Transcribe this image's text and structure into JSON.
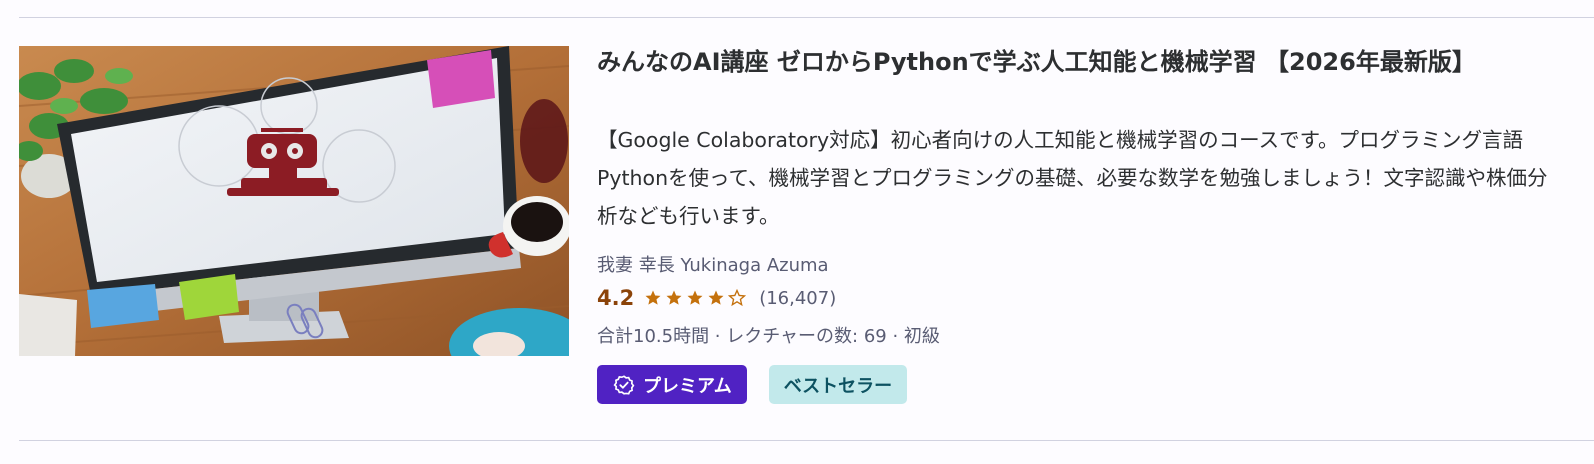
{
  "course": {
    "title": "みんなのAI講座 ゼロからPythonで学ぶ人工知能と機械学習 【2026年最新版】",
    "description": "【Google Colaboratory対応】初心者向けの人工知能と機械学習のコースです。プログラミング言語Pythonを使って、機械学習とプログラミングの基礎、必要な数学を勉強しましょう！文字認識や株価分析なども行います。",
    "instructor": "我妻 幸長 Yukinaga Azuma",
    "rating": "4.2",
    "rating_value": 4.2,
    "stars": [
      "star-filled",
      "star-filled",
      "star-filled",
      "star-filled",
      "star-half"
    ],
    "rating_count": "(16,407)",
    "meta": "合計10.5時間 · レクチャーの数: 69 · 初級",
    "badges": {
      "premium": "プレミアム",
      "bestseller": "ベストセラー"
    },
    "thumbnail_icon": "robot-on-monitor-image"
  },
  "colors": {
    "rating": "#8b4309",
    "star": "#c4710d",
    "premium_bg": "#5022c3",
    "bestseller_bg": "#c2e9eb",
    "bestseller_text": "#0d5261"
  }
}
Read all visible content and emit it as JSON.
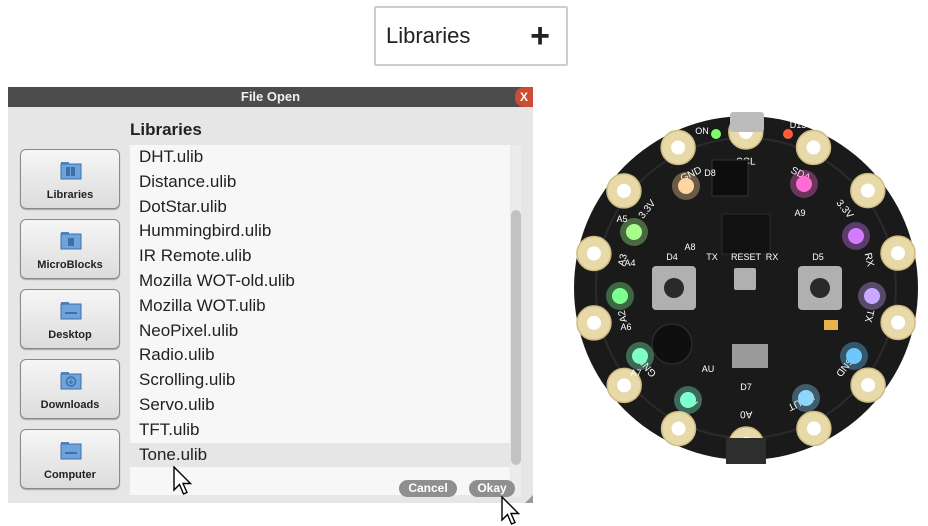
{
  "libraries_button": {
    "label": "Libraries",
    "plus_icon": "plus-icon"
  },
  "dialog": {
    "title": "File Open",
    "close_label": "X",
    "folder_title": "Libraries",
    "locations": [
      {
        "label": "Libraries",
        "icon": "libraries-folder-icon"
      },
      {
        "label": "MicroBlocks",
        "icon": "microblocks-folder-icon"
      },
      {
        "label": "Desktop",
        "icon": "desktop-folder-icon"
      },
      {
        "label": "Downloads",
        "icon": "downloads-folder-icon"
      },
      {
        "label": "Computer",
        "icon": "computer-folder-icon"
      }
    ],
    "files": [
      "DHT.ulib",
      "Distance.ulib",
      "DotStar.ulib",
      "Hummingbird.ulib",
      "IR Remote.ulib",
      "Mozilla WOT-old.ulib",
      "Mozilla WOT.ulib",
      "NeoPixel.ulib",
      "Radio.ulib",
      "Scrolling.ulib",
      "Servo.ulib",
      "TFT.ulib",
      "Tone.ulib"
    ],
    "cancel_label": "Cancel",
    "okay_label": "Okay"
  },
  "board": {
    "pad_labels": [
      "GND",
      "SCL",
      "SDA",
      "3.3V",
      "RX",
      "TX",
      "GND",
      "VOUT",
      "A0",
      "A1",
      "GND",
      "A2",
      "A3",
      "3.3V"
    ],
    "silk_labels": [
      "D13",
      "D8",
      "A9",
      "A8",
      "D4",
      "D5",
      "RESET",
      "TX",
      "RX",
      "D7",
      "A6",
      "A7",
      "A5",
      "A4",
      "AU",
      "ON"
    ]
  },
  "colors": {
    "titlebar": "#4c4c4c",
    "close": "#cc4d33",
    "board": "#1a1a1a",
    "pad": "#e8d9a8"
  }
}
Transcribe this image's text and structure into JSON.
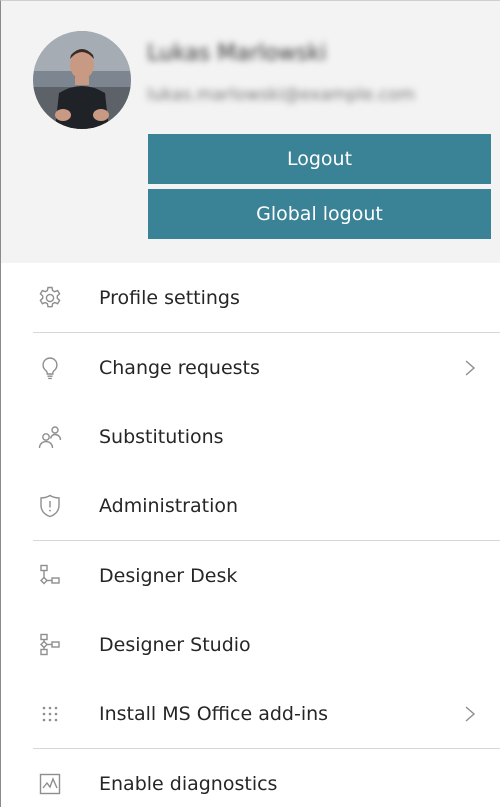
{
  "profile": {
    "name": "Lukas Marlowski",
    "email": "lukas.marlowski@example.com"
  },
  "buttons": {
    "logout": "Logout",
    "global_logout": "Global logout"
  },
  "menu": {
    "profile_settings": "Profile settings",
    "change_requests": "Change requests",
    "substitutions": "Substitutions",
    "administration": "Administration",
    "designer_desk": "Designer Desk",
    "designer_studio": "Designer Studio",
    "install_office": "Install MS Office add-ins",
    "enable_diagnostics": "Enable diagnostics"
  },
  "icons": {
    "profile_settings": "gear-icon",
    "change_requests": "lightbulb-icon",
    "substitutions": "users-icon",
    "administration": "shield-icon",
    "designer_desk": "flow-diagram-icon",
    "designer_studio": "studio-diagram-icon",
    "install_office": "grid-dots-icon",
    "enable_diagnostics": "chart-icon",
    "submenu": "chevron-right-icon"
  },
  "colors": {
    "accent": "#3a8295",
    "profile_bg": "#f3f3f3",
    "icon": "#8e8e8e",
    "divider": "#d8d8d8"
  }
}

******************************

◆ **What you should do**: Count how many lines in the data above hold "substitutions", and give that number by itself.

◆ **Result of this exercise**: 2